Fibrillation propensities were computed using a structure-based algorithm originally described by Thompson et al., PNAS, 2006. This algorithm uses the crystal structure of the fibril-forming peptide NNQQNY from the sup35 prion protein of Saccharomyces cerevisiae which makes up the cross-beta spine of amyloid-like fibrils (Nelson, et al. Nature, 2005). Each six-residue peptide not containing a proline from a putative protein sequence is threaded onto the NNQQNY structure backbone, and the energetic fit is evaluated by using the RosettaDesign program (Kuhlman et al., PNAS, 2000). To avoid problems with their disulphide bonding abilities, cysteines were substituted to serines during modeling. Additionally, the quality of the steric zipper interface is compared in terms of shape complementarity and surface area to other amyloid-like peptides reported by Sawaya et al. Nature, 2007. Based on these experimental amyloid-like peptide structures an energy threshold of -23 kcal/mol was chosen. Segments with energies equal to or below this threshold are deemed to have high fibrillation propensity.
We have designed this database to be intuitive and flexible. The database can be searched for a protein of interest by its name, accession identifier (GI, PDB, if applicable) or residue sequence. If we do not have an exact match for the protein, you may perform a BLAST search of our database. We welcome inquiries to have new protein sequences analyzed and added to the database (please contact us). Additionally, the database can be searched for a specific hexapeptide segments by simply entering its residue sequence. Use the advanced search to specify multiple search criteria.
Genomes, datasets, proteins or hexapeptide segments matching your query will be shown on the search results page. Click on a genome or dataset name to see the associated proteins. Click on a protein name to see its sequence, fibrillation propensity profile and segment statistics. Click on a segment sequence to see details statistics, list of proteins it is found in, and view or download the PDB model coordinates.

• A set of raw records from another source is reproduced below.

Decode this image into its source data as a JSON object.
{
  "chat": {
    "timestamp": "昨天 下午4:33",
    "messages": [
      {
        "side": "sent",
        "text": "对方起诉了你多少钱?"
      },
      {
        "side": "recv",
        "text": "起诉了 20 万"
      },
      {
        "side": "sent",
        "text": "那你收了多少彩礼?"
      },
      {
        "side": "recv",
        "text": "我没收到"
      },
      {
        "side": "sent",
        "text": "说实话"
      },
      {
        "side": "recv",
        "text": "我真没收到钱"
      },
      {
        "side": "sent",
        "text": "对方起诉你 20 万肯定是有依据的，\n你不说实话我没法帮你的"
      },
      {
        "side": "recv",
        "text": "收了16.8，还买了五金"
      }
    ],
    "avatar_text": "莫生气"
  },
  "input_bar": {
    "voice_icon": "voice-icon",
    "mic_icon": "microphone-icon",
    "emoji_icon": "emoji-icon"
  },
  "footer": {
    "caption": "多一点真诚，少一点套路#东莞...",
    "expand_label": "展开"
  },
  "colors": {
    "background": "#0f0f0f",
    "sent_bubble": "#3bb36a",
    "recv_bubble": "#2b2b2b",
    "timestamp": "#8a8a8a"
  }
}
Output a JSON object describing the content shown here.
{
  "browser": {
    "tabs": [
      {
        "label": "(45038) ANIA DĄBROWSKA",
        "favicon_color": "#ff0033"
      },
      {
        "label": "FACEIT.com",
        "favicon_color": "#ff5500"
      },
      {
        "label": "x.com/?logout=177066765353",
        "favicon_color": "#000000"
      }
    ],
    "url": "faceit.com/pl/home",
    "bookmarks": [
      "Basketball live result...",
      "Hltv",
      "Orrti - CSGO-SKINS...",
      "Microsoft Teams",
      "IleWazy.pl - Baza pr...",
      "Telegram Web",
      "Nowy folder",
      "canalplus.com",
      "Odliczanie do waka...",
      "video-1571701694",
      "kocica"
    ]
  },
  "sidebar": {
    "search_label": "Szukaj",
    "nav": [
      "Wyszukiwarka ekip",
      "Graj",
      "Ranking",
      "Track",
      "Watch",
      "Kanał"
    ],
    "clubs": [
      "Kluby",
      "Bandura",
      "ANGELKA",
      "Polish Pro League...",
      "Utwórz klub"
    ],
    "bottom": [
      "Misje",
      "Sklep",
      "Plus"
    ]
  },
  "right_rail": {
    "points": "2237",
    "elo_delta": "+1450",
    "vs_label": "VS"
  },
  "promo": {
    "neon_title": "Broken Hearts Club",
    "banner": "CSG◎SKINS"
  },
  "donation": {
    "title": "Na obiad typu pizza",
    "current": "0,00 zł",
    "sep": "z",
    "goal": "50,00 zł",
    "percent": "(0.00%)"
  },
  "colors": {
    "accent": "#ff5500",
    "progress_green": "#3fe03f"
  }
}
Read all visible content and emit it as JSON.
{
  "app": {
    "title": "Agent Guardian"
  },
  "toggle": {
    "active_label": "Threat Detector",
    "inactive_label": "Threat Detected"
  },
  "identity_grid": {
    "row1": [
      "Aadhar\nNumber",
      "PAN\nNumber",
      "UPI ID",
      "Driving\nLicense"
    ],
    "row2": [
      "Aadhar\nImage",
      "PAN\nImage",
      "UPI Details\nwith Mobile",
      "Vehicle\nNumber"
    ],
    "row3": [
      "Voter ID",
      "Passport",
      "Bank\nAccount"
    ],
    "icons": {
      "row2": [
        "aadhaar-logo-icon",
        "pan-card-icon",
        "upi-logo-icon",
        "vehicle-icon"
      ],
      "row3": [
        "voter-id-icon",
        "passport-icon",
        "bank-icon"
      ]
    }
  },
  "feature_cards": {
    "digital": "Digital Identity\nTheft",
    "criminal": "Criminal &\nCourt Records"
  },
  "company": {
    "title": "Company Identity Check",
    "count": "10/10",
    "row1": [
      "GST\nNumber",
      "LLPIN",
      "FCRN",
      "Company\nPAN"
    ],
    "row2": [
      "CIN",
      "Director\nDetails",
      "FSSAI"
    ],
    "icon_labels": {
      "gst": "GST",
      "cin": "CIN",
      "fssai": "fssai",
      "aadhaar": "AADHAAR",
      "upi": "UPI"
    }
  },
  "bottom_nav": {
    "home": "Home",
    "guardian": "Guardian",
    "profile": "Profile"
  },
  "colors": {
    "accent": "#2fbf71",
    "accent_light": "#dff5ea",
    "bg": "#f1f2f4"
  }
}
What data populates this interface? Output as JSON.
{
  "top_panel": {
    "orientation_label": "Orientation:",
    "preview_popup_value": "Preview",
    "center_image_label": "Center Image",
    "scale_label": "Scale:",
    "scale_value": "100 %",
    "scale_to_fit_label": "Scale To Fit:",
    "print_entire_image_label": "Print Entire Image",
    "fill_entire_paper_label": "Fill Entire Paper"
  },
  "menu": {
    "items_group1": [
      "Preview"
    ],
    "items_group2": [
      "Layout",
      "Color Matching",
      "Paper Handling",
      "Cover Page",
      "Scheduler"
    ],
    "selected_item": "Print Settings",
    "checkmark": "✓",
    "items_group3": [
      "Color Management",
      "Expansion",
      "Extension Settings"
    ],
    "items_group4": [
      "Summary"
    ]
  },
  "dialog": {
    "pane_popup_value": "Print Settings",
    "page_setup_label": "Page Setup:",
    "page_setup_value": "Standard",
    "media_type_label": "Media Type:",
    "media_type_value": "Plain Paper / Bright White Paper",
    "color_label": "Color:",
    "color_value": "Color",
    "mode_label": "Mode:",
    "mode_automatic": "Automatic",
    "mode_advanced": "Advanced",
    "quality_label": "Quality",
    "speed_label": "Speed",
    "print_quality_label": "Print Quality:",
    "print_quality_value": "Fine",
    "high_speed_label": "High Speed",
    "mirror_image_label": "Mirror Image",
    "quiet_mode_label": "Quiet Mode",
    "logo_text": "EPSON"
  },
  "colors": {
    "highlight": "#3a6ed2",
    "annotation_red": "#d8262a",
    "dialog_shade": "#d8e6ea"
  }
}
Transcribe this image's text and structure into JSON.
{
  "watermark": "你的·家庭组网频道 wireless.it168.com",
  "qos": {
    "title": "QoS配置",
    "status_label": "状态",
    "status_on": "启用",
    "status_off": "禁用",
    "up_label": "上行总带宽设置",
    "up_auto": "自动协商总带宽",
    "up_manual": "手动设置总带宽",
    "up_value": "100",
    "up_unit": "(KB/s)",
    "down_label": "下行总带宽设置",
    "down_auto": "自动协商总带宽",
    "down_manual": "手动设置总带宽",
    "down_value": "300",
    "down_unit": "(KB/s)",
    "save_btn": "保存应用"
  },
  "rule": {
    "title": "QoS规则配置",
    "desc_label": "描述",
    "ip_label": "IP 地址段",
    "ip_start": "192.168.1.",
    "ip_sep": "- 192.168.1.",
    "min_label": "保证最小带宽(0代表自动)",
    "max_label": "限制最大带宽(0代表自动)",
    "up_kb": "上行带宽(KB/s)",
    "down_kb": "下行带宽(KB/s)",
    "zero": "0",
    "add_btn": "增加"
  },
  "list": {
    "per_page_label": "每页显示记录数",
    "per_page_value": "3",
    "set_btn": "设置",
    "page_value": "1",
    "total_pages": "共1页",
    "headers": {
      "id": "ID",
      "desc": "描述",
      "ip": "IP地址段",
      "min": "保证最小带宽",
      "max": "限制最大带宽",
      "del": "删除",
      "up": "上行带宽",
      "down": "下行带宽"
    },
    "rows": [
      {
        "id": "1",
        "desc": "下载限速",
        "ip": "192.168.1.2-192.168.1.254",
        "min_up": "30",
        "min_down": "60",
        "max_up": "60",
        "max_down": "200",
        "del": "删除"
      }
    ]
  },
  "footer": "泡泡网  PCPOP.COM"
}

List grids enumerating protein and segments can be sorted ascending and descending by clicking on the column header as well as filtered by entering partial matches into the text box right below the header name. Numeric and date columns can be filtered by values such as ">0.7" or "<-23". Please note the page navigation links on the bottom of the list.
For a given protein, the energies of therein contained hexapeptides are plotted, such as for Amyloid-beta on the right. The residue sequence is plotted along the X-axis. Each histogram bar represent one hexapeptide starting at the indicated position in the sequence and is colored according to its Rosetta energy. Orange-red segments with energy below the indicated energetic threshold of -23 kcal/mol (gray line), and are predicted to form fibrils.
Hover the mouse on a histogram bar to see the sequence and energy of the corresponding segment. Click on it to see the segment's details, view the model and download its coordinates in PDB format.
Some profiles will have "blind spots" 6 residues in length or longer. Any hexapeptide that contains a proline will not be included in the profile as prolines are beta-strand breakers and incompatible with our prediction algorithm.
The following statistics are reported for each peptide segment:
The data for peptide segments in a specific protein or for search results can be downloaded in CSV or tab-separated text formats, and in XML format. The corresponding links are located right next to the list grid enumerating the peptide segments on the protein details page and on the search results page. We currently do not provide a download feed of the our entire database due to its size (1 GB score data plus 36 GB bzipped PDB model coordinates).